Date: 7:30 – 9:00 pm, 07-Mar-2014
Cost: Meetings are Free to members, Guests $5 – Students with ID $2
The worship of the gods and goddesses had an impact on the royal and private lives of those living in pharaonic Egypt. Have you ever wished to know a little bit more about these religious aspects?
This lecture is intended for a general audience who want to know the functions of ancient Egyptian religion during the pharaonic period. We will discuss how royal rule was intertwined with the concept of cosmic order (ma’at) and how this impacted daily ritual at temples. Also, this lecture will consider the roles of the gods and goddesses of pharaonic Egypt and how these ‘spheres of influence’ are sometimes blurred in literature. To gain a familiarity of the divine, attendees will be presented with the attributes and artistic forms of the most popular deities. To conclude, there will also be an analysis of the creation myths of the Egyptians.
Through this lecture, audience members will gain a better understanding of how religion managed to permeate many aspects of pharaonic culture and provide a resource for further inquiry into topics of ancient Egypt.
About the speaker:
Nicholas Wernick is a Calgarian completing his PhD in Egyptian Archaeology at the University of Liverpool. The topic of his thesis is ancient Egyptian militarism in the Late Bronze Age and what the nature of ancient Egyptian imperialism in the Levant was like during the New Kingdom. In addition to his PhD work, he has been published in academic journals and Ancient Egypt Magazine.

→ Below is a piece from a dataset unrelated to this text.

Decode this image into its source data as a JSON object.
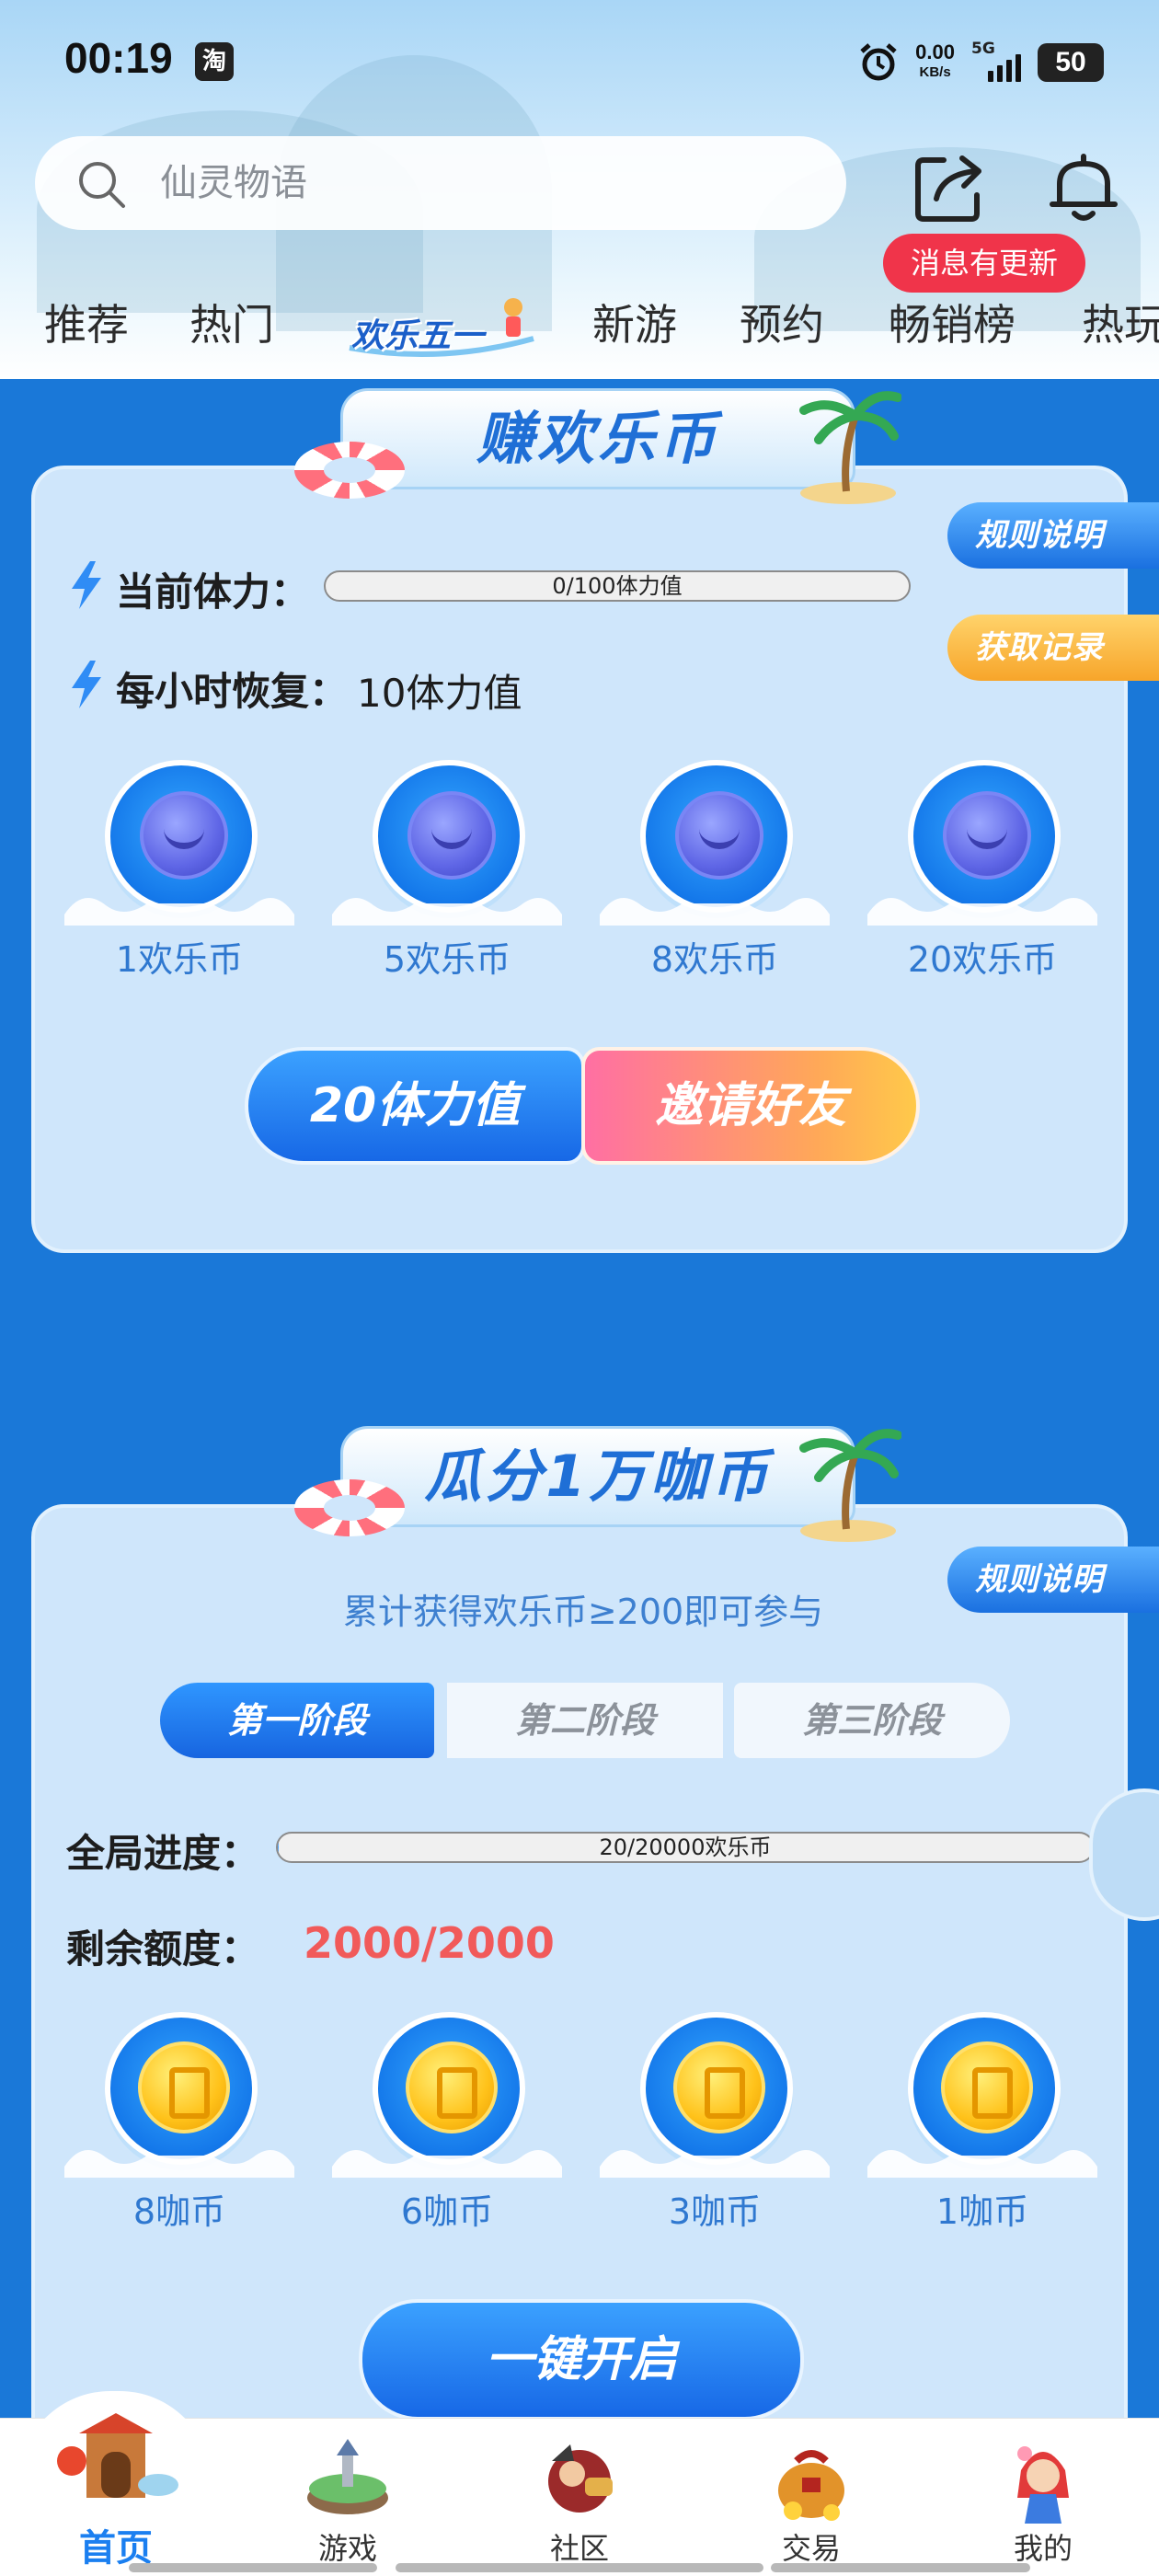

Room EDC 287 in the Education Block at the University of Calgary.